-- What needs to be done --
The required result is a copy of each line below in which "subtitle" appears.

◇ ◇ ◇ ◇ ◇ ◇ ◇

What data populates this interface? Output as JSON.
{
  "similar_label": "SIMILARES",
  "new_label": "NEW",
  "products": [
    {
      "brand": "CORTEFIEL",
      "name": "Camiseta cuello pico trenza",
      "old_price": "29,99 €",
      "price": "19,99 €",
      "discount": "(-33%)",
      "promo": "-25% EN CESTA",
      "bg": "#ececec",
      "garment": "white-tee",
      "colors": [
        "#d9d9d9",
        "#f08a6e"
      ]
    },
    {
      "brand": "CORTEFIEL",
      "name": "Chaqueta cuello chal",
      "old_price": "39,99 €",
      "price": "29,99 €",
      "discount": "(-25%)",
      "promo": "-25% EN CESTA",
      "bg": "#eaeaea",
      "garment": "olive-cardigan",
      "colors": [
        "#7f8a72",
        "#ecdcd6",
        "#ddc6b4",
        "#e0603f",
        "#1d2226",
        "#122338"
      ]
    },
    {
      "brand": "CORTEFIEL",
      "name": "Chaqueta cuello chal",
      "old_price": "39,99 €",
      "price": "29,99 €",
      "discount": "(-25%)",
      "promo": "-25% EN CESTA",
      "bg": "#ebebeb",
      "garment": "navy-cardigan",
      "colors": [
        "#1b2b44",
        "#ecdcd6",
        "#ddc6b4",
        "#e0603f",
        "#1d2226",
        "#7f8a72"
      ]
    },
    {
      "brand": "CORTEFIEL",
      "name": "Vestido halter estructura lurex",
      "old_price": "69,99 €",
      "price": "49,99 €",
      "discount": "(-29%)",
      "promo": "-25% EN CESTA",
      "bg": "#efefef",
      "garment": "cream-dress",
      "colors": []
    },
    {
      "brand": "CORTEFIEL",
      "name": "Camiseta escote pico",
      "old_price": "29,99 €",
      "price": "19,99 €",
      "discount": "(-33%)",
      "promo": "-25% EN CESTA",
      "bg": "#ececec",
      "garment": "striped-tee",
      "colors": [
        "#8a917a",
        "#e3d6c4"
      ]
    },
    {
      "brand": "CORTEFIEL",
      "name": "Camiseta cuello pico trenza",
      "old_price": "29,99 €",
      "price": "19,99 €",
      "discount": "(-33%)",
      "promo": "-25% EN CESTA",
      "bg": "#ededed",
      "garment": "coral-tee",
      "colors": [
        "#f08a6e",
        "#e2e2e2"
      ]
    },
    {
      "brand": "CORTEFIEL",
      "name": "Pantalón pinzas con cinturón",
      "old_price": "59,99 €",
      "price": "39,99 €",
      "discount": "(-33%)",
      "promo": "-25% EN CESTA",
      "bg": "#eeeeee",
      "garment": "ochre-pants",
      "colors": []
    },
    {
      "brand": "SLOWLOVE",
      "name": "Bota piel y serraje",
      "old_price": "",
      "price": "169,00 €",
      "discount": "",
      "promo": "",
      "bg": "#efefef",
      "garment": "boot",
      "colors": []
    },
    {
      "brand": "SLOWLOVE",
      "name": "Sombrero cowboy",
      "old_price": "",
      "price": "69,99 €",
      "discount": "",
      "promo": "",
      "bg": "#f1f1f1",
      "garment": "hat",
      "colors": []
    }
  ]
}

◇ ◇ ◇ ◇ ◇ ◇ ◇

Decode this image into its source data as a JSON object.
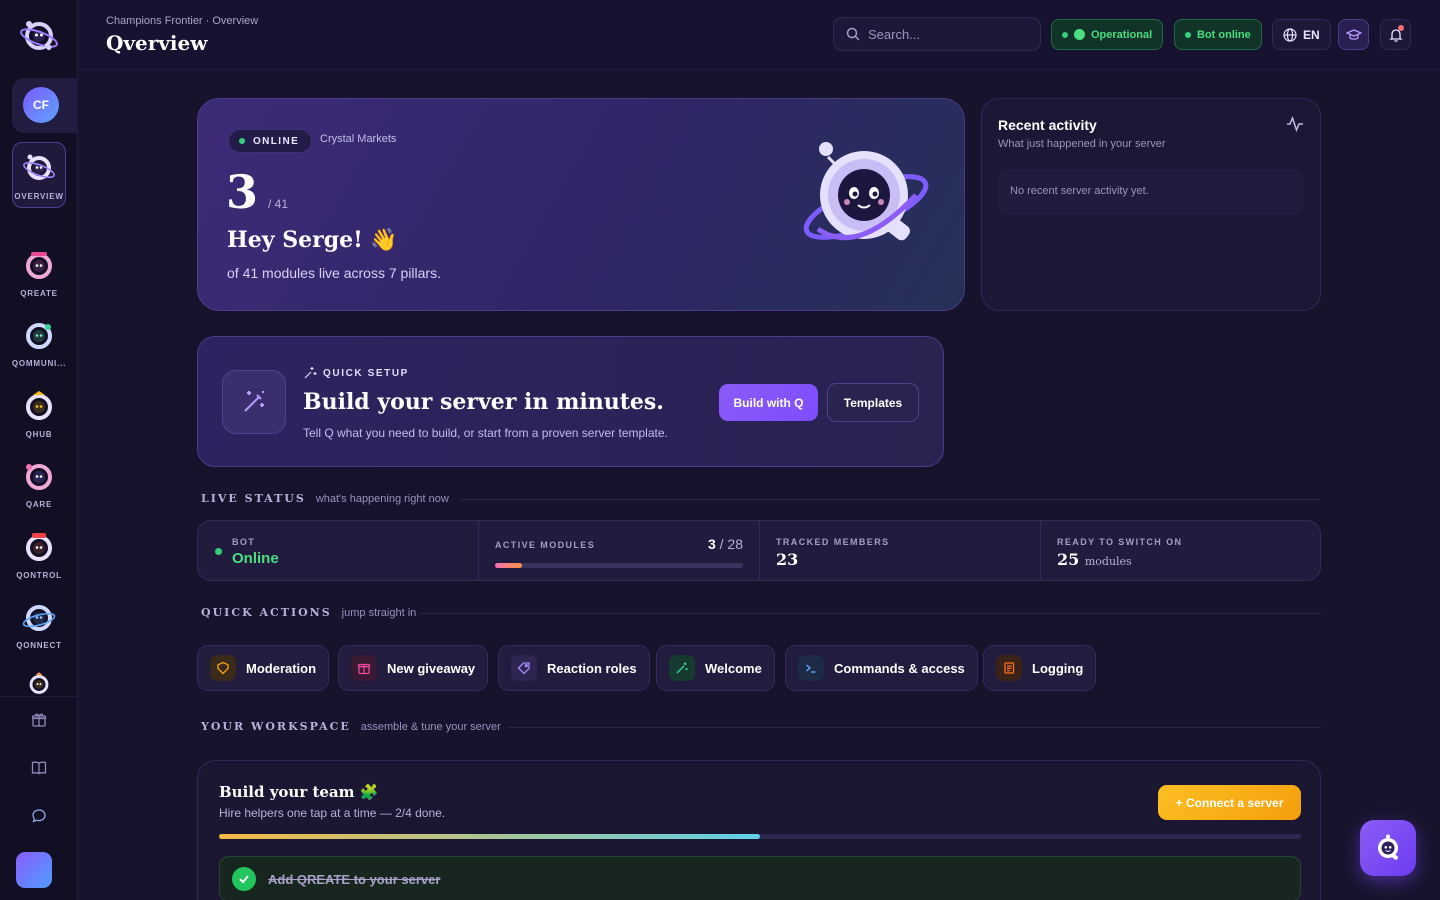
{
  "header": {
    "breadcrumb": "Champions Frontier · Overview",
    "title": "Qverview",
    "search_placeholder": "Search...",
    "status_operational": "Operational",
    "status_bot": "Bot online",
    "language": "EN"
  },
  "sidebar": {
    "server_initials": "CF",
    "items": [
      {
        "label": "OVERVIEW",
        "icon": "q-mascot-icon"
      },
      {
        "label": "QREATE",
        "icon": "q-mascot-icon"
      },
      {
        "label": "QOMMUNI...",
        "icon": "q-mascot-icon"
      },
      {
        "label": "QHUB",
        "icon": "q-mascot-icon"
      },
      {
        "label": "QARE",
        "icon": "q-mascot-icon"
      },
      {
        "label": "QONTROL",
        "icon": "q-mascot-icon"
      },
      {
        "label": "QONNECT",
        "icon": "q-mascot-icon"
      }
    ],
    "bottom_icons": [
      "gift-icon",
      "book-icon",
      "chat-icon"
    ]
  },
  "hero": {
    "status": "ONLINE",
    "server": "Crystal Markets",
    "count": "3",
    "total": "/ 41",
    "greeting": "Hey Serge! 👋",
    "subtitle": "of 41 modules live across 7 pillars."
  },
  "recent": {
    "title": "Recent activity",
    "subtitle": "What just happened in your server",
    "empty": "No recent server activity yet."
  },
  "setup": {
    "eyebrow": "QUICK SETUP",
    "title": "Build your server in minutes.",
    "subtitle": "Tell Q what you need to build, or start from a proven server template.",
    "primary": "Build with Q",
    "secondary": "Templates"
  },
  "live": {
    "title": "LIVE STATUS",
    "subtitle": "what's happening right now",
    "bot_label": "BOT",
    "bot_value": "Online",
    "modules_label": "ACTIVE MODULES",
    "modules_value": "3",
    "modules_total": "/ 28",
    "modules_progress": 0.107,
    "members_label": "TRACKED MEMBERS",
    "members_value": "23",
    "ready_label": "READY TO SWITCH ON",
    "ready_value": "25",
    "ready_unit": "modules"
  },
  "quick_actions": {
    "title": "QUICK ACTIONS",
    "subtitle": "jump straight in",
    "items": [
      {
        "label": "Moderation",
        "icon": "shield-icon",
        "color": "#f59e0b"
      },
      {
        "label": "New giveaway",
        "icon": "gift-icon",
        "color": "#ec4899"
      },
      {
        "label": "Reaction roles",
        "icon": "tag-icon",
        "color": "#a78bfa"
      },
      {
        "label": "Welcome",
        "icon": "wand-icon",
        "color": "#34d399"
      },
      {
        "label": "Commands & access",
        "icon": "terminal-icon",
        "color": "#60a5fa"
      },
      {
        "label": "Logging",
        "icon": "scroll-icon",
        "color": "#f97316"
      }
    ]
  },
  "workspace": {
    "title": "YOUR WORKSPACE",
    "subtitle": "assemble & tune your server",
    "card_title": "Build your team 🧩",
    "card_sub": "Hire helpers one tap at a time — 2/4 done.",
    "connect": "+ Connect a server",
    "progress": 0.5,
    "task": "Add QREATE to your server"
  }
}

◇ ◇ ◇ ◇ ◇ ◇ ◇

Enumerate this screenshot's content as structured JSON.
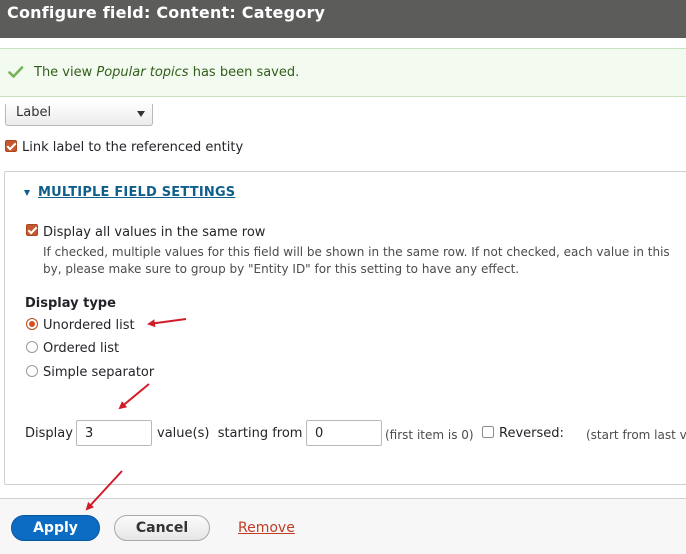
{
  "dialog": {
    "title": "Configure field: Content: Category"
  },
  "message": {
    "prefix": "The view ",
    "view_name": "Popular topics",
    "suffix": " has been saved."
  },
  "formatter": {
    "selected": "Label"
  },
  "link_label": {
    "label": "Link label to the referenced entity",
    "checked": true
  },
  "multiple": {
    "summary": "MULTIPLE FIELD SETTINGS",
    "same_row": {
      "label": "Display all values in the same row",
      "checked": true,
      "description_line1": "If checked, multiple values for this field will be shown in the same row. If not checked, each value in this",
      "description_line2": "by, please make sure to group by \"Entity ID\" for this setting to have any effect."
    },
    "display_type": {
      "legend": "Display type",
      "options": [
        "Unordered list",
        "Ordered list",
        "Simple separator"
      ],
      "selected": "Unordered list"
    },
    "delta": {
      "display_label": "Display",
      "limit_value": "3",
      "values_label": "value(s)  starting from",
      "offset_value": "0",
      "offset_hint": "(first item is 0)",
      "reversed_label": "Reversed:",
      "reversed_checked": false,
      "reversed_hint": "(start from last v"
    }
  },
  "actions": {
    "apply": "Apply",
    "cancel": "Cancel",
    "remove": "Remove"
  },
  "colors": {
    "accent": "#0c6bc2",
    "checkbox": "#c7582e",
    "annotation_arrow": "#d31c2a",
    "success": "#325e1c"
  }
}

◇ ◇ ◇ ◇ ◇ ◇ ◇

-- Exercise solution --
    "subtitle": "of 41 modules live across 7 pillars."
    "subtitle": "What just happened in your server",
    "subtitle": "Tell Q what you need to build, or start from a proven server template.",
    "subtitle": "what's happening right now",
    "subtitle": "jump straight in",
    "subtitle": "assemble & tune your server",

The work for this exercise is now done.